We are all, no doubt, familiar with the phrase ‘a phoenix from the ashes’ and the concept of a new incarnation rising from the demise of a failed attempt or project. By the same token, a ‘phoenix’ company is one that is created following a formal insolvency process, such as administration or liquidation, and often involving individuals connected with the original enterprise.
Whilst this can sometimes prove successful, all too often failing companies are put through the insolvency process in order to simply dispose of its liabilities, create a new company and repeat the same failure with the same damaging consequences for creditors.
Schedule 13 of the Finance Act 2020 seeks to prevent this by enabling HMRC to serve a Joint Liability Notice (“JLN”) on individuals for money owed by a company which relates to multiple historic insolvencies or non-payments, provided that the following conditions are met:
- At least two companies with which the individual had a ‘relevant connection’ in the previous 5-year period underwent an insolvency process and, at that time, had a tax liability of more than £10,000, with the liability amounting to more than 50% of the total value of those companies’ liabilities to their unsecured creditors. It must also be the case that the companies had failed to submit relevant paperwork or submitted incomplete paperwork, thus preventing HMRC from addressing the situation; and
- A new company has been established with which the individual had a ‘relevant connection’ in the previous 5-year period for the purposes of pursuing the same or similar business activity as the insolvent companies.
An individual will be considered to have a relevant connection to a company that has gone through insolvency if they were a director, shadow director or a ‘participator’ in the company, as defined by section 454 of the Corporation Tax Act 2010. Basically, the latter term refers to a person having a share or interest in the capital or income of the relevant company.
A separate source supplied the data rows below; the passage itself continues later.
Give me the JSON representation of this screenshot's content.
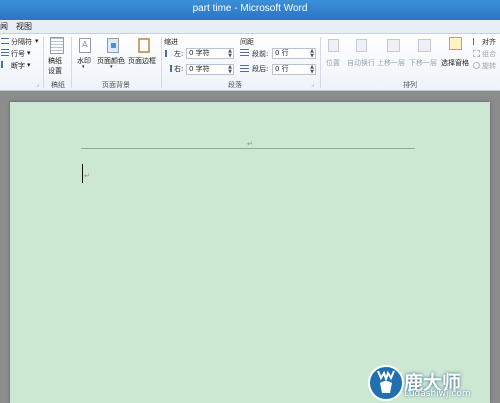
{
  "window": {
    "title": "part time - Microsoft Word"
  },
  "tabs": [
    {
      "label": "视图"
    }
  ],
  "ribbon": {
    "page_setup_partial": {
      "breaks": "分隔符",
      "line_numbers": "行号",
      "hyphenation": "断字"
    },
    "manuscript": {
      "button_line1": "稿纸",
      "button_line2": "设置",
      "group_label": "稿纸"
    },
    "page_background": {
      "watermark": "水印",
      "page_color": "页面颜色",
      "page_borders": "页面边框",
      "group_label": "页面背景"
    },
    "paragraph": {
      "indent_title": "缩进",
      "left_label": "左:",
      "left_value": "0 字符",
      "right_label": "右:",
      "right_value": "0 字符",
      "spacing_title": "间距",
      "before_label": "段前:",
      "before_value": "0 行",
      "after_label": "段后:",
      "after_value": "0 行",
      "group_label": "段落"
    },
    "arrange": {
      "position": "位置",
      "wrap_text": "自动换行",
      "bring_forward": "上移一层",
      "send_backward": "下移一层",
      "selection_pane": "选择窗格",
      "align": "对齐",
      "group": "组合",
      "rotate": "旋转",
      "group_label": "排列"
    }
  },
  "document": {
    "pilcrow": "↵"
  },
  "watermark": {
    "brand": "鹿大师",
    "site": "Ludashiwj.com"
  },
  "colors": {
    "title_bar": "#2b76c5",
    "page_background": "#cce8d2",
    "workspace": "#8c8c8c"
  }
}
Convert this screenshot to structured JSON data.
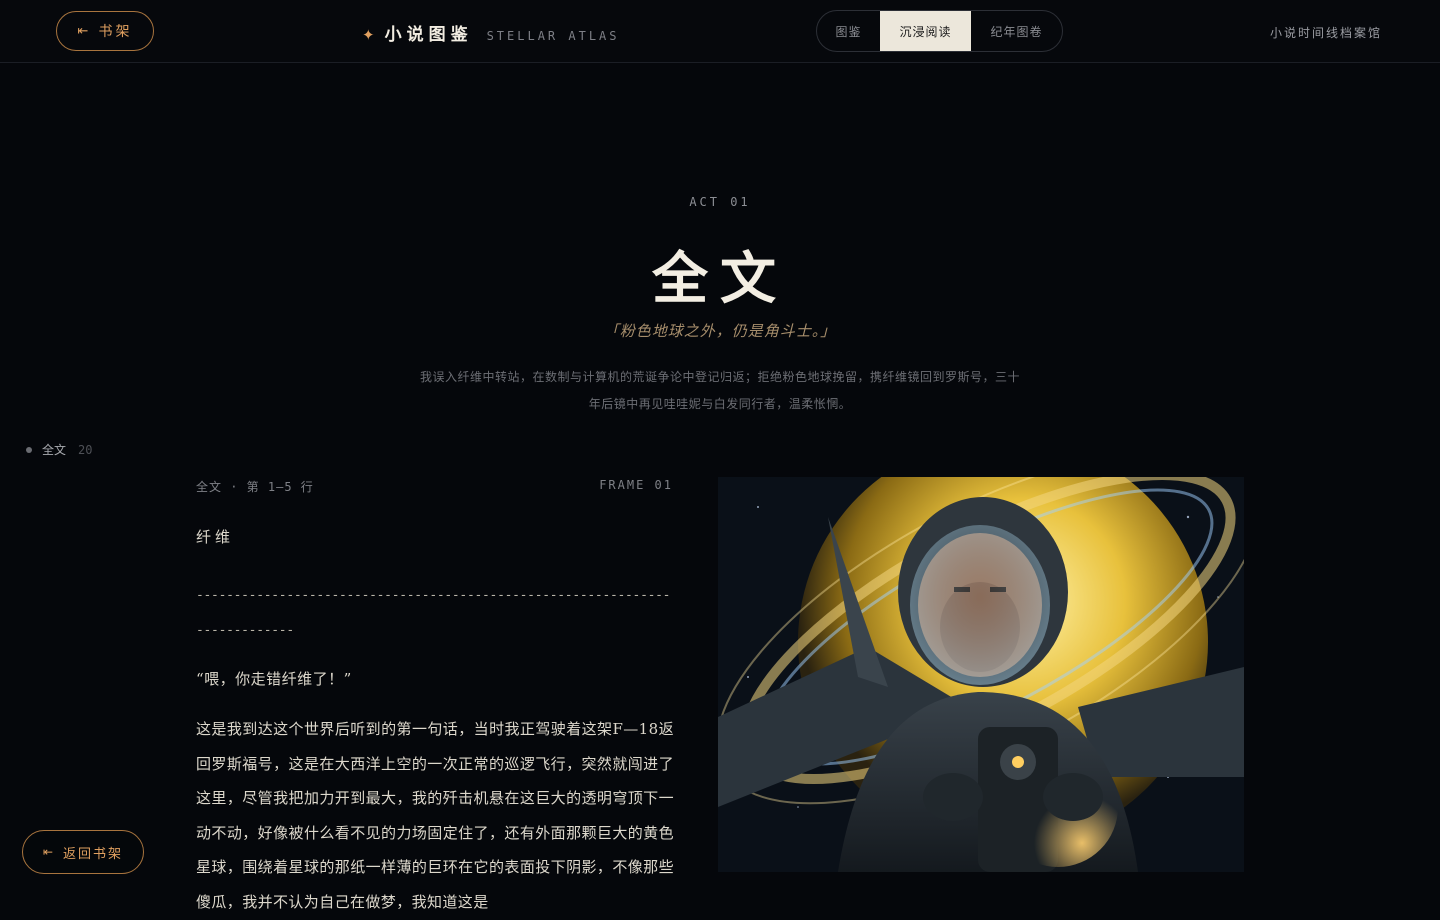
{
  "header": {
    "shelf_icon": "back-to-shelf-icon",
    "shelf_label": "书架",
    "brand_star": "✦",
    "brand_name": "小说图鉴",
    "brand_en": "STELLAR ATLAS",
    "tabs": [
      {
        "label": "图鉴",
        "active": false
      },
      {
        "label": "沉浸阅读",
        "active": true
      },
      {
        "label": "纪年图卷",
        "active": false
      }
    ],
    "archive_title": "小说时间线档案馆"
  },
  "hero": {
    "act": "ACT 01",
    "title": "全文",
    "quote": "「粉色地球之外，仍是角斗士。」",
    "summary": "我误入纤维中转站，在数制与计算机的荒诞争论中登记归返；拒绝粉色地球挽留，携纤维镜回到罗斯号，三十年后镜中再见哇哇妮与白发同行者，温柔怅惘。"
  },
  "side_nav": {
    "label": "全文",
    "count": "20"
  },
  "reader": {
    "meta": "全文 · 第 1–5 行",
    "frame": "FRAME 01",
    "chapter": "纤维",
    "divider": "----------------------------------------------------------------------------",
    "dialog": "“喂，你走错纤维了！”",
    "paragraph": "这是我到达这个世界后听到的第一句话，当时我正驾驶着这架F—18返回罗斯福号，这是在大西洋上空的一次正常的巡逻飞行，突然就闯进了这里，尽管我把加力开到最大，我的歼击机悬在这巨大的透明穹顶下一动不动，好像被什么看不见的力场固定住了，还有外面那颗巨大的黄色星球，围绕着星球的那纸一样薄的巨环在它的表面投下阴影，不像那些傻瓜，我并不认为自己在做梦，我知道这是"
  },
  "illustration": {
    "description_icon": "pilot-in-space-illustration"
  },
  "footer": {
    "return_label": "返回书架"
  },
  "colors": {
    "accent": "#e0a060",
    "background": "#05070b",
    "text": "#e8e3d7"
  }
}
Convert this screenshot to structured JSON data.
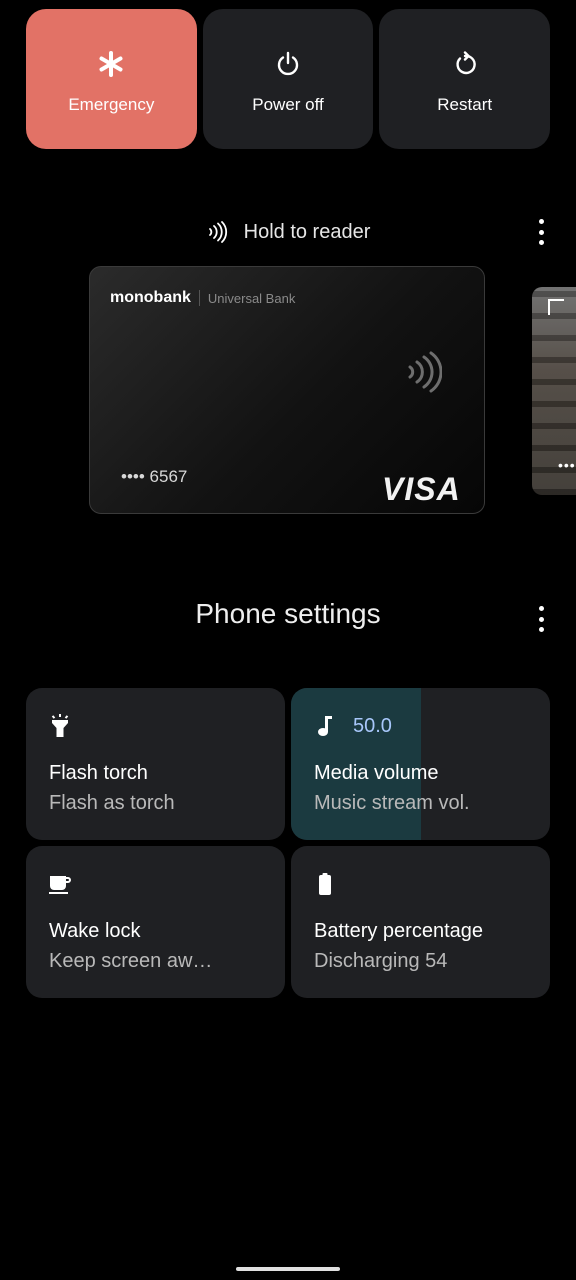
{
  "power_menu": {
    "emergency_label": "Emergency",
    "power_off_label": "Power off",
    "restart_label": "Restart",
    "emergency_color": "#e27266",
    "icons": [
      "asterisk-icon",
      "power-icon",
      "restart-icon"
    ]
  },
  "wallet": {
    "header": "Hold to reader",
    "card": {
      "bank_name": "monobank",
      "bank_subtitle": "Universal Bank",
      "masked_number": "•••• 6567",
      "network": "VISA"
    },
    "next_card_masked": "••••"
  },
  "settings": {
    "title": "Phone settings",
    "tiles": [
      {
        "icon": "flashlight-icon",
        "title": "Flash torch",
        "subtitle": "Flash as torch"
      },
      {
        "icon": "music-note-icon",
        "value": "50.0",
        "level_percent": 50,
        "title": "Media volume",
        "subtitle": "Music stream vol."
      },
      {
        "icon": "coffee-cup-icon",
        "title": "Wake lock",
        "subtitle": "Keep screen aw…"
      },
      {
        "icon": "battery-icon",
        "title": "Battery percentage",
        "subtitle": "Discharging 54"
      }
    ],
    "accent_color": "#a8c7fa",
    "volume_fill_color": "#1b3a40"
  }
}
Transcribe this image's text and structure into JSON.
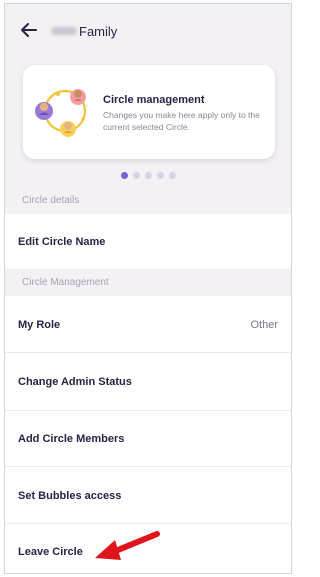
{
  "header": {
    "title": "Family"
  },
  "card": {
    "title": "Circle management",
    "description": "Changes you make here apply only to the current selected Circle.",
    "carousel_count": 5,
    "carousel_active": 0
  },
  "sections": {
    "details": "Circle details",
    "management": "Circle Management"
  },
  "items": {
    "edit_name": "Edit Circle Name",
    "my_role": "My Role",
    "my_role_value": "Other",
    "change_admin": "Change Admin Status",
    "add_members": "Add Circle Members",
    "bubbles": "Set Bubbles access",
    "leave": "Leave Circle"
  },
  "colors": {
    "accent": "#7a5fd0",
    "annotation_arrow": "#e0151b",
    "text_primary": "#2a1f45",
    "section_bg": "#f4f1f5"
  }
}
Any such individual must also have an identifiable connection to the new company which is relevant in the same way as with the previous company or involves their participation in its management at some level.
A JLN may be issued at any time within a two-year period following the point at which HMRC concludes that the necessary conditions have been met. The individual being issued with a notice will be held jointly and severally liable along with the new company (and any others who are issued with a JLN in relation to the case in question) for each of the following:
- any tax liability that the new company has at the time that the notice is issued
- any tax liability of the new company that arises in the 5-year period following the commencement of notice
- any tax liability that the insolvent company has at the time that the notice is issued
For anyone considering buying an insolvent business and setting up a phoenix company in its place, there are a number of risks involved and points to address before taking the next step.
Firstly, it’s important to make sure that you are covered by any existing Directors’ & Officers’ Liability insurance policies and, if not, that you purchase an appropriate policy with sufficient cover. Equally, taking into account financial information regarding any tax liabilities, both current and deferred, is vital. If your relevant connection with a company should end, then you may wish to consider whether any warranty or indemnity can be obtained from that company regarding the extent of any tax liability sustained.
Given the scope of the new legislation and its ability to capture even those with minor involvement in a company, it is vital that the appropriate legal and financial advice is sought to protect the personal positions of those establishing a phoenix company. If your own circumstances apply to this situation or you are concerned that they soon will, please contact a member of our team who will be happy to assist you.